This year’s Philippine vacation, the first thing that my husband looked for was durian. He had never tried the fruit and he was very curious about it.  Durian is notorious for its abominable odor that Richard Sterling, travel and food writer, describes as “pig-shit, turpentine and onions, garnished with a gym sock”. In fact, the fruit’s smell is so bad that it is forbidden in some hotels and public transportations in Southeast Asia. Despite its preposterously pungent odor, they say that durian has a mild, sweet flavor that is unique and pleasant to the palate. Well, my husband and I tried it for the first time and we think that much of what is said about durian is just exaggeration.

Durian is not that cheap in the Philippines. Prices range from 300 to 600 Php (8,000 to 16, 000 KRW) (7 to 14 USD), depending on the size of the fruit and where you buy it. (Durian is more expensive in grocery stores.) We wanted to buy the best durian, so the price didn’t matter to us, but Mom told us that the best place to buy fruit (any fruit) is the market. Hubby and I went to Talipapa, near Nepo Mart, and found just the right size of durian we wanted. We paid barely 300 for the fruit; delighted that we were given a discount. The vendor asked us if we wanted to have the durian cut open, because if we cut it ourselves, we might cut the seeds by accident. That will make the durian taste bitter. Hubby was afraid that the durian would start to smell once it’s cut open, and we could be kicked out of the jeepney, so he asked the vendor to teach us how to cut the fruit instead. The vendor drew a line around the spiky skin of the durian and told us to cut through the fruit along that line. The knife should not penetrate the durian by more than 2 inches.

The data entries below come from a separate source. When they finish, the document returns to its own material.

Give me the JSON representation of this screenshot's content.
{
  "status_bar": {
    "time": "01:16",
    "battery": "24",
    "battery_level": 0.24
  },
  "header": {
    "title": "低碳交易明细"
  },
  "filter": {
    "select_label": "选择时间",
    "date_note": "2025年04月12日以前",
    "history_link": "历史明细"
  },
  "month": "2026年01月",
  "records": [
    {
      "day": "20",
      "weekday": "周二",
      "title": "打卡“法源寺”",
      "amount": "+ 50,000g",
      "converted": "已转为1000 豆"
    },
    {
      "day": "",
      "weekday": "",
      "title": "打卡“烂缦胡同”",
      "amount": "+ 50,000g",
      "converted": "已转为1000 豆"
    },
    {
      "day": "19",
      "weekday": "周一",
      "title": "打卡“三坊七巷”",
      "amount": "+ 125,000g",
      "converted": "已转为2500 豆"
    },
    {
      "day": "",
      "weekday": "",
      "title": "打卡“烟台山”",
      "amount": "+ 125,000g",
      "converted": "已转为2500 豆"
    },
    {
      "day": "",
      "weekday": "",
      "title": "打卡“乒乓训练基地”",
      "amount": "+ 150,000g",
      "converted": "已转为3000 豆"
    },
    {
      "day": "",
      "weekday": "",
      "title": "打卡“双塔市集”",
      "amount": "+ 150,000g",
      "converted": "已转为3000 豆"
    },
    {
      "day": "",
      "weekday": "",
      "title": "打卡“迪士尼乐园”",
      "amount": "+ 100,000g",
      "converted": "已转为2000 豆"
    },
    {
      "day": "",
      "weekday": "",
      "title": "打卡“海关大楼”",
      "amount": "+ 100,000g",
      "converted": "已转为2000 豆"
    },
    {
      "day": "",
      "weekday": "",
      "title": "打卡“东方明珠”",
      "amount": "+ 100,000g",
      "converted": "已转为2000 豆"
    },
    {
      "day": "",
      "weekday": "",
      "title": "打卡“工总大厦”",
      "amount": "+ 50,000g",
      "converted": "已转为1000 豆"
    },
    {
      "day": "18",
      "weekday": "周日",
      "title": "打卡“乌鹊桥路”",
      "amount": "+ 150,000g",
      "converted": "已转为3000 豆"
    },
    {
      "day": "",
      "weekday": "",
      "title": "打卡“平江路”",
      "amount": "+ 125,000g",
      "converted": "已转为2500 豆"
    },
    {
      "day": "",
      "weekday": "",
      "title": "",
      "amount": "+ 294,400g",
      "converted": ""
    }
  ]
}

My husband was very excited to finally smell and taste durian. To his disappointment, when the fruit was cut open, the smell wasn’t THAT absurd. Hongo sashimi (홍어회) smells ten times worse, I’m telling you. Neither is it as delicious as they say it is. The fruit is very soft and tastes rather strange. I have to agree with Chef Andrew Zimmern. The taste compares to “completely rotten, mushy onions”. After trying some, no one in the family wanted to have a second round. It was kept in the fridge for days and every time we opened the refrigerator, the smell of sweaty armpit permeated the kitchen. I think the stink of the fruit doesn’t come out the moment you open it, or maybe we bought a not-so-smelly durian… but wait for a few days, and the smell of your durian will most probably make you want to throw it away. I guess that’s what Mom did when hubby and the rest of the family refused to eat the whole thing. Poor forlorn durian… ^^